• WHAT YOU ARE ASKED TO DO
The answer should contain all of the records below, each one copied word for word.

(Saved data entries)
---+---

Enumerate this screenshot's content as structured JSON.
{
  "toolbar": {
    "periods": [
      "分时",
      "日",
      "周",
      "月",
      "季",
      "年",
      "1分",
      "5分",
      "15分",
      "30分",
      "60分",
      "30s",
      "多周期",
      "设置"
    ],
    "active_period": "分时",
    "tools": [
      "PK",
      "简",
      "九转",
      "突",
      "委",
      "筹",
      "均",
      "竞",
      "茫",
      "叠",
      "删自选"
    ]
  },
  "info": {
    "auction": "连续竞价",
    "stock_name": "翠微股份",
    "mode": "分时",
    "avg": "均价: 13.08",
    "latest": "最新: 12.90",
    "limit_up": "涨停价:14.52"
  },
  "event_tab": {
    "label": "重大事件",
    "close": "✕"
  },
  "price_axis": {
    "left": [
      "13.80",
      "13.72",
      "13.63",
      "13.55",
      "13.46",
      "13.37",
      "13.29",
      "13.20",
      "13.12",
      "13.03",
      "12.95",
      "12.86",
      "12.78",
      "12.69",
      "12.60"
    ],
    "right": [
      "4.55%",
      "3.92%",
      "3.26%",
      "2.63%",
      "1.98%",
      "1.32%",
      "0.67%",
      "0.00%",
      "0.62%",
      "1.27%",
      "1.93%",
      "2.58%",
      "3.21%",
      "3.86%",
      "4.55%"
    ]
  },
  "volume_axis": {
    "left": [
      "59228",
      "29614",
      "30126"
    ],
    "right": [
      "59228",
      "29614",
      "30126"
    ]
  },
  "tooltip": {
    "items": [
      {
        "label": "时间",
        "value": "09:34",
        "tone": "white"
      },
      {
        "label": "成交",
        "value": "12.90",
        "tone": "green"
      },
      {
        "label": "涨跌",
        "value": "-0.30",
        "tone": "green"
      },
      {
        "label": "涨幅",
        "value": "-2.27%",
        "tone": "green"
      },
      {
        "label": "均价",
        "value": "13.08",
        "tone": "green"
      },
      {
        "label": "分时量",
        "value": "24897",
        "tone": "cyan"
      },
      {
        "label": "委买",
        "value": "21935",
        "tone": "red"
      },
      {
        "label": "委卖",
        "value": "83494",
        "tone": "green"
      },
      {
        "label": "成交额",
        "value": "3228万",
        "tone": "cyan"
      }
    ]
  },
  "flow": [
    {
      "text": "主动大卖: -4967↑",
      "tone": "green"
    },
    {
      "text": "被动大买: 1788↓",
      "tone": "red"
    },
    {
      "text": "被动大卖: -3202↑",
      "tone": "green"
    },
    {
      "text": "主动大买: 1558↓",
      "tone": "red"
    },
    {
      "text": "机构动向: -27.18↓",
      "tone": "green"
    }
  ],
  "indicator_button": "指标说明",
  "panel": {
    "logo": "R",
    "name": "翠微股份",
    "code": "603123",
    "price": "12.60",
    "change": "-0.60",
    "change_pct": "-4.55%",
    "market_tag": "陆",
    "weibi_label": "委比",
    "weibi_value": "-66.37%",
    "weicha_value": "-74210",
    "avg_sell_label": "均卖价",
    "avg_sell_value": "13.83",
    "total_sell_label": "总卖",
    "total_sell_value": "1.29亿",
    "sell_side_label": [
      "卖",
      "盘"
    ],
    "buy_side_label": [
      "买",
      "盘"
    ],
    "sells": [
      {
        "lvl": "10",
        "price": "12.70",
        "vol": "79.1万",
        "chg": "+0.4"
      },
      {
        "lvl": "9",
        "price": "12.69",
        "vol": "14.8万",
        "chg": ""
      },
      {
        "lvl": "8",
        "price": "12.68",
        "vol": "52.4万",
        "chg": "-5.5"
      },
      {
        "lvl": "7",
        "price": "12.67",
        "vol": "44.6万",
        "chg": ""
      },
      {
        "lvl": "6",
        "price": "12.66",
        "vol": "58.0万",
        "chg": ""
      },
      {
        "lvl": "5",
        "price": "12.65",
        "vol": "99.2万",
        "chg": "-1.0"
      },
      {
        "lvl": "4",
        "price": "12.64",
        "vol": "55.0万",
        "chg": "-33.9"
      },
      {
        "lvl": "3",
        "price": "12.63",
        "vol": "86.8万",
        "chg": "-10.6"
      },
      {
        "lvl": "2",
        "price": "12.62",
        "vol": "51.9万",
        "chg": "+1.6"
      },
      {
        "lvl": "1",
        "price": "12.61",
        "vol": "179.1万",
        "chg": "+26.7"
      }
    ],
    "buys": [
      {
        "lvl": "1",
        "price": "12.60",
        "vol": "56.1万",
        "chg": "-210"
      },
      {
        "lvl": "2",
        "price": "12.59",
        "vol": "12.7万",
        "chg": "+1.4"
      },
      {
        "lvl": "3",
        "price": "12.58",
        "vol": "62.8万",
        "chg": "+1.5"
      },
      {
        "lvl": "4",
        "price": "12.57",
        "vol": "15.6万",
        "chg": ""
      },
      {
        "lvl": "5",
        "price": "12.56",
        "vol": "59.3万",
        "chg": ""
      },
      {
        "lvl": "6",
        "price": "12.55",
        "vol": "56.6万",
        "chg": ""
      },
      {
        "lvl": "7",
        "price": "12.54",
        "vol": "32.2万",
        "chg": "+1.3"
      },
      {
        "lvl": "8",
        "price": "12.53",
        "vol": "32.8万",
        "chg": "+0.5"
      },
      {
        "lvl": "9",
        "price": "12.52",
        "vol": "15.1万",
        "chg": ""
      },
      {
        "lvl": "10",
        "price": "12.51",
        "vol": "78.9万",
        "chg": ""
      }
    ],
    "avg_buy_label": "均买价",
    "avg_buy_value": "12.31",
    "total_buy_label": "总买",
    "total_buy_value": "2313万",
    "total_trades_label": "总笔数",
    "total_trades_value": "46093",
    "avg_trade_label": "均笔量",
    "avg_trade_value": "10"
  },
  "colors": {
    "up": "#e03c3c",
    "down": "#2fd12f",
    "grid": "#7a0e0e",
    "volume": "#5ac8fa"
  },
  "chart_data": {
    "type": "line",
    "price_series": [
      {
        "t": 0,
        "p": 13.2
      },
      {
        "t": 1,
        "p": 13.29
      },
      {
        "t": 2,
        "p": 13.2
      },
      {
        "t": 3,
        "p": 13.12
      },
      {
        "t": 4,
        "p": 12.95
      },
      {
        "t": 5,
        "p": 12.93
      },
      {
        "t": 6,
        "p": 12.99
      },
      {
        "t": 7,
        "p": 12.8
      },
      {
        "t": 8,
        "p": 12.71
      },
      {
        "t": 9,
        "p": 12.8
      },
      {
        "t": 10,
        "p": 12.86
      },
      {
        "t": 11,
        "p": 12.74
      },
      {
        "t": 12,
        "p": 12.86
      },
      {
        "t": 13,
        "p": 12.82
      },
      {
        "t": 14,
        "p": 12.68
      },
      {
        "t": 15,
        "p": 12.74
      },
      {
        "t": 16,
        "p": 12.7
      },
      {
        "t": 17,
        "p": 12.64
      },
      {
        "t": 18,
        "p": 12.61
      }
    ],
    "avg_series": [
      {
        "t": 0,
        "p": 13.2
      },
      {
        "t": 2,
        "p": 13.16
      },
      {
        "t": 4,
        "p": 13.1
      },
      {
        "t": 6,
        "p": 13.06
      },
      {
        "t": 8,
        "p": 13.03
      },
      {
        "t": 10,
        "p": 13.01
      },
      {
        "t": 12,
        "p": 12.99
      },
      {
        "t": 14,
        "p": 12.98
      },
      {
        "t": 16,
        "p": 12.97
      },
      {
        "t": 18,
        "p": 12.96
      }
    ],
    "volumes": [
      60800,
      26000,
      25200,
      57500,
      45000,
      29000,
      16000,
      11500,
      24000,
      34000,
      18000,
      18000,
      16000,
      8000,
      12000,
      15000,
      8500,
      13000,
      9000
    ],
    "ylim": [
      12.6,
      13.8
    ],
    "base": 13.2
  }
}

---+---

• SOLUTION TO THIS TASK
Enumerate this screenshot's content as structured JSON.
{
  "toolbar": {
    "periods": [
      "分时",
      "日",
      "周",
      "月",
      "季",
      "年",
      "1分",
      "5分",
      "15分",
      "30分",
      "60分",
      "30s",
      "多周期",
      "设置"
    ],
    "active_period": "分时",
    "tools": [
      "PK",
      "简",
      "九转",
      "突",
      "委",
      "筹",
      "均",
      "竞",
      "茫",
      "叠",
      "删自选"
    ]
  },
  "info": {
    "auction": "连续竞价",
    "stock_name": "翠微股份",
    "mode": "分时",
    "avg": "均价: 13.08",
    "latest": "最新: 12.90",
    "limit_up": "涨停价:14.52"
  },
  "event_tab": {
    "label": "重大事件",
    "close": "✕"
  },
  "price_axis": {
    "left": [
      "13.80",
      "13.72",
      "13.63",
      "13.55",
      "13.46",
      "13.37",
      "13.29",
      "13.20",
      "13.12",
      "13.03",
      "12.95",
      "12.86",
      "12.78",
      "12.69",
      "12.60"
    ],
    "right": [
      "4.55%",
      "3.92%",
      "3.26%",
      "2.63%",
      "1.98%",
      "1.32%",
      "0.67%",
      "0.00%",
      "0.62%",
      "1.27%",
      "1.93%",
      "2.58%",
      "3.21%",
      "3.86%",
      "4.55%"
    ]
  },
  "volume_axis": {
    "left": [
      "59228",
      "29614",
      "30126"
    ],
    "right": [
      "59228",
      "29614",
      "30126"
    ]
  },
  "tooltip": {
    "items": [
      {
        "label": "时间",
        "value": "09:34",
        "tone": "white"
      },
      {
        "label": "成交",
        "value": "12.90",
        "tone": "green"
      },
      {
        "label": "涨跌",
        "value": "-0.30",
        "tone": "green"
      },
      {
        "label": "涨幅",
        "value": "-2.27%",
        "tone": "green"
      },
      {
        "label": "均价",
        "value": "13.08",
        "tone": "green"
      },
      {
        "label": "分时量",
        "value": "24897",
        "tone": "cyan"
      },
      {
        "label": "委买",
        "value": "21935",
        "tone": "red"
      },
      {
        "label": "委卖",
        "value": "83494",
        "tone": "green"
      },
      {
        "label": "成交额",
        "value": "3228万",
        "tone": "cyan"
      }
    ]
  },
  "flow": [
    {
      "text": "主动大卖: -4967↑",
      "tone": "green"
    },
    {
      "text": "被动大买: 1788↓",
      "tone": "red"
    },
    {
      "text": "被动大卖: -3202↑",
      "tone": "green"
    },
    {
      "text": "主动大买: 1558↓",
      "tone": "red"
    },
    {
      "text": "机构动向: -27.18↓",
      "tone": "green"
    }
  ],
  "indicator_button": "指标说明",
  "panel": {
    "logo": "R",
    "name": "翠微股份",
    "code": "603123",
    "price": "12.60",
    "change": "-0.60",
    "change_pct": "-4.55%",
    "market_tag": "陆",
    "weibi_label": "委比",
    "weibi_value": "-66.37%",
    "weicha_value": "-74210",
    "avg_sell_label": "均卖价",
    "avg_sell_value": "13.83",
    "total_sell_label": "总卖",
    "total_sell_value": "1.29亿",
    "sell_side_label": [
      "卖",
      "盘"
    ],
    "buy_side_label": [
      "买",
      "盘"
    ],
    "sells": [
      {
        "lvl": "10",
        "price": "12.70",
        "vol": "79.1万",
        "chg": "+0.4"
      },
      {
        "lvl": "9",
        "price": "12.69",
        "vol": "14.8万",
        "chg": ""
      },
      {
        "lvl": "8",
        "price": "12.68",
        "vol": "52.4万",
        "chg": "-5.5"
      },
      {
        "lvl": "7",
        "price": "12.67",
        "vol": "44.6万",
        "chg": ""
      },
      {
        "lvl": "6",
        "price": "12.66",
        "vol": "58.0万",
        "chg": ""
      },
      {
        "lvl": "5",
        "price": "12.65",
        "vol": "99.2万",
        "chg": "-1.0"
      },
      {
        "lvl": "4",
        "price": "12.64",
        "vol": "55.0万",
        "chg": "-33.9"
      },
      {
        "lvl": "3",
        "price": "12.63",
        "vol": "86.8万",
        "chg": "-10.6"
      },
      {
        "lvl": "2",
        "price": "12.62",
        "vol": "51.9万",
        "chg": "+1.6"
      },
      {
        "lvl": "1",
        "price": "12.61",
        "vol": "179.1万",
        "chg": "+26.7"
      }
    ],
    "buys": [
      {
        "lvl": "1",
        "price": "12.60",
        "vol": "56.1万",
        "chg": "-210"
      },
      {
        "lvl": "2",
        "price": "12.59",
        "vol": "12.7万",
        "chg": "+1.4"
      },
      {
        "lvl": "3",
        "price": "12.58",
        "vol": "62.8万",
        "chg": "+1.5"
      },
      {
        "lvl": "4",
        "price": "12.57",
        "vol": "15.6万",
        "chg": ""
      },
      {
        "lvl": "5",
        "price": "12.56",
        "vol": "59.3万",
        "chg": ""
      },
      {
        "lvl": "6",
        "price": "12.55",
        "vol": "56.6万",
        "chg": ""
      },
      {
        "lvl": "7",
        "price": "12.54",
        "vol": "32.2万",
        "chg": "+1.3"
      },
      {
        "lvl": "8",
        "price": "12.53",
        "vol": "32.8万",
        "chg": "+0.5"
      },
      {
        "lvl": "9",
        "price": "12.52",
        "vol": "15.1万",
        "chg": ""
      },
      {
        "lvl": "10",
        "price": "12.51",
        "vol": "78.9万",
        "chg": ""
      }
    ],
    "avg_buy_label": "均买价",
    "avg_buy_value": "12.31",
    "total_buy_label": "总买",
    "total_buy_value": "2313万",
    "total_trades_label": "总笔数",
    "total_trades_value": "46093",
    "avg_trade_label": "均笔量",
    "avg_trade_value": "10"
  },
  "colors": {
    "up": "#e03c3c",
    "down": "#2fd12f",
    "grid": "#7a0e0e",
    "volume": "#5ac8fa"
  },
  "chart_data": {
    "type": "line",
    "price_series": [
      {
        "t": 0,
        "p": 13.2
      },
      {
        "t": 1,
        "p": 13.29
      },
      {
        "t": 2,
        "p": 13.2
      },
      {
        "t": 3,
        "p": 13.12
      },
      {
        "t": 4,
        "p": 12.95
      },
      {
        "t": 5,
        "p": 12.93
      },
      {
        "t": 6,
        "p": 12.99
      },
      {
        "t": 7,
        "p": 12.8
      },
      {
        "t": 8,
        "p": 12.71
      },
      {
        "t": 9,
        "p": 12.8
      },
      {
        "t": 10,
        "p": 12.86
      },
      {
        "t": 11,
        "p": 12.74
      },
      {
        "t": 12,
        "p": 12.86
      },
      {
        "t": 13,
        "p": 12.82
      },
      {
        "t": 14,
        "p": 12.68
      },
      {
        "t": 15,
        "p": 12.74
      },
      {
        "t": 16,
        "p": 12.7
      },
      {
        "t": 17,
        "p": 12.64
      },
      {
        "t": 18,
        "p": 12.61
      }
    ],
    "avg_series": [
      {
        "t": 0,
        "p": 13.2
      },
      {
        "t": 2,
        "p": 13.16
      },
      {
        "t": 4,
        "p": 13.1
      },
      {
        "t": 6,
        "p": 13.06
      },
      {
        "t": 8,
        "p": 13.03
      },
      {
        "t": 10,
        "p": 13.01
      },
      {
        "t": 12,
        "p": 12.99
      },
      {
        "t": 14,
        "p": 12.98
      },
      {
        "t": 16,
        "p": 12.97
      },
      {
        "t": 18,
        "p": 12.96
      }
    ],
    "volumes": [
      60800,
      26000,
      25200,
      57500,
      45000,
      29000,
      16000,
      11500,
      24000,
      34000,
      18000,
      18000,
      16000,
      8000,
      12000,
      15000,
      8500,
      13000,
      9000
    ],
    "ylim": [
      12.6,
      13.8
    ],
    "base": 13.2
  }
}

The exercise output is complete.